When we open ourselves in prayer to the presence of God who is Love, we will move outward both toward God and toward others. Any encounter we have with the Living God, especially through the Sacraments and through Scripture, will transform us. Just as Moses' face began to radiate the love of God by being in His direct presence, so we, too, will radiate God's love by loving others. Love has a glow to it, which is why artists depict saints with a halo. It is not merely a symbolism; it is the reality of the light of love being radiated from the holy one. We, too, can radiate love, but we have to spend time with Love in order to let Love permeate our hearts so we can share it with those around us. While we cannot like everyone, we can love them. And in the action of choosing to love, our hearts can and will be moved from indifference and even distaste, to deep love since in recognizing Christ's love and mercy in the other, we may come to see it being directed back to us as well.
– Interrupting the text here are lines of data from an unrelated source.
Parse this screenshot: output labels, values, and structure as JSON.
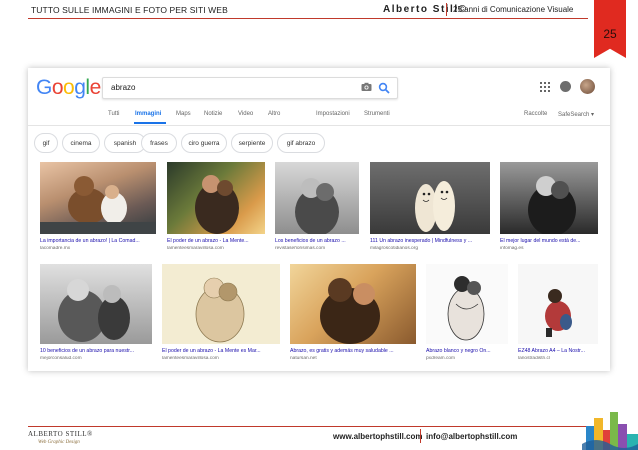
{
  "page_header": {
    "left_title": "TUTTO SULLE IMMAGINI E FOTO PER SITI WEB",
    "brand": "Alberto Still©",
    "right_text": "25 anni di Comunicazione Visuale",
    "page_number": "25"
  },
  "google": {
    "logo_letters": [
      "G",
      "o",
      "o",
      "g",
      "l",
      "e"
    ],
    "logo_colors": [
      "#4285f4",
      "#ea4335",
      "#fbbc05",
      "#4285f4",
      "#34a853",
      "#ea4335"
    ],
    "search": {
      "value": "abrazo"
    },
    "icons": [
      "camera-icon",
      "search-icon",
      "apps-icon",
      "notifications-icon",
      "account-avatar"
    ],
    "tabs": [
      {
        "label": "Tutti",
        "active": false
      },
      {
        "label": "Immagini",
        "active": true
      },
      {
        "label": "Maps",
        "active": false
      },
      {
        "label": "Notizie",
        "active": false
      },
      {
        "label": "Video",
        "active": false
      },
      {
        "label": "Altro",
        "active": false
      },
      {
        "label": "Impostazioni",
        "active": false
      },
      {
        "label": "Strumenti",
        "active": false
      },
      {
        "label": "Raccolte",
        "active": false
      },
      {
        "label": "SafeSearch ▾",
        "active": false
      }
    ],
    "chips": [
      "gif",
      "cinema",
      "spanish",
      "frases",
      "ciro guerra",
      "serpiente",
      "gif abrazo"
    ],
    "results_row1": [
      {
        "title": "La importancia de un abrazo! | La Comad...",
        "source": "lacomadre.mx"
      },
      {
        "title": "El poder de un abrazo - La Mente...",
        "source": "lamenteesmaravillosa.com"
      },
      {
        "title": "Los beneficios de un abrazo ...",
        "source": "revistaseñorisimas.com"
      },
      {
        "title": "111 Un abrazo inesperado | Mindfulness y ...",
        "source": "milagroscotidianos.org"
      },
      {
        "title": "El mejor lugar del mundo está de...",
        "source": "infomag.es"
      }
    ],
    "results_row2": [
      {
        "title": "10 beneficios de un abrazo para nuestr...",
        "source": "mejorconsalud.com"
      },
      {
        "title": "El poder de un abrazo - La Mente es Mar...",
        "source": "lamenteesmaravillosa.com"
      },
      {
        "title": "Abrazo, es gratis y además muy saludable ...",
        "source": "natursan.net"
      },
      {
        "title": "Abrazo blanco y negro On...",
        "source": "pxdream.com"
      },
      {
        "title": "EZ48 Abrazo A4 – La Nostr...",
        "source": "lanostradistri.cl"
      }
    ],
    "accent_color": "#1a73e8"
  },
  "page_footer": {
    "logo_text": "ALBERTO STILL®",
    "logo_tagline": "Web  Graphic  Design",
    "website": "www.albertophstill.com",
    "email": "info@albertophstill.com"
  }
}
Let us ask for the grace to see all people as Fr. Egide saw them, through the eyes of Jesus. May we come before God this Lent asking for the gift of radical friendship! May we ask for the intercession of Servant of God, Egide Van Broeckhoven that we may see Christ in everyone, and therefore see them as friends! May we be given the gift of Love anew during this Lent that we may share it freely! Let us continue to meet in the heart of our Friend Jesus, the Lord of Love! Peace!
©Michele L. Catanese
*As far as I know, there was no such person as St. Baldrick. St. Baldrick's Foundation raises money when people voluntarily shave their heads, (hence a play on the word 'bald') and then give the money which they have raised from friends to the Foundation for cancer research. The people who get their heads shaved do it in solidarity with those who have lost their hair because of the treatments they receive for their cancer. Go to http://www.stbaldricks.org/ for more information.
(A shout out to Karen for inspiring this entry! Thanks!)
The icon is of The Servant of God Father Egide Van Broeckhoeven by Fr. William Hart McNichols. It can be found at http://www.fatherbill.org/all-categories/product/315-the-servant-of-god-father-egide-von-broeckhoven
The image is of Jesus The Galilean also by Fr. McNichols. It can be found at http://www.fatherbill.org/all-categories/product/293-jesus-the-galilean
The photos in the middle of the entry are mine.
Heart Speaks to Heart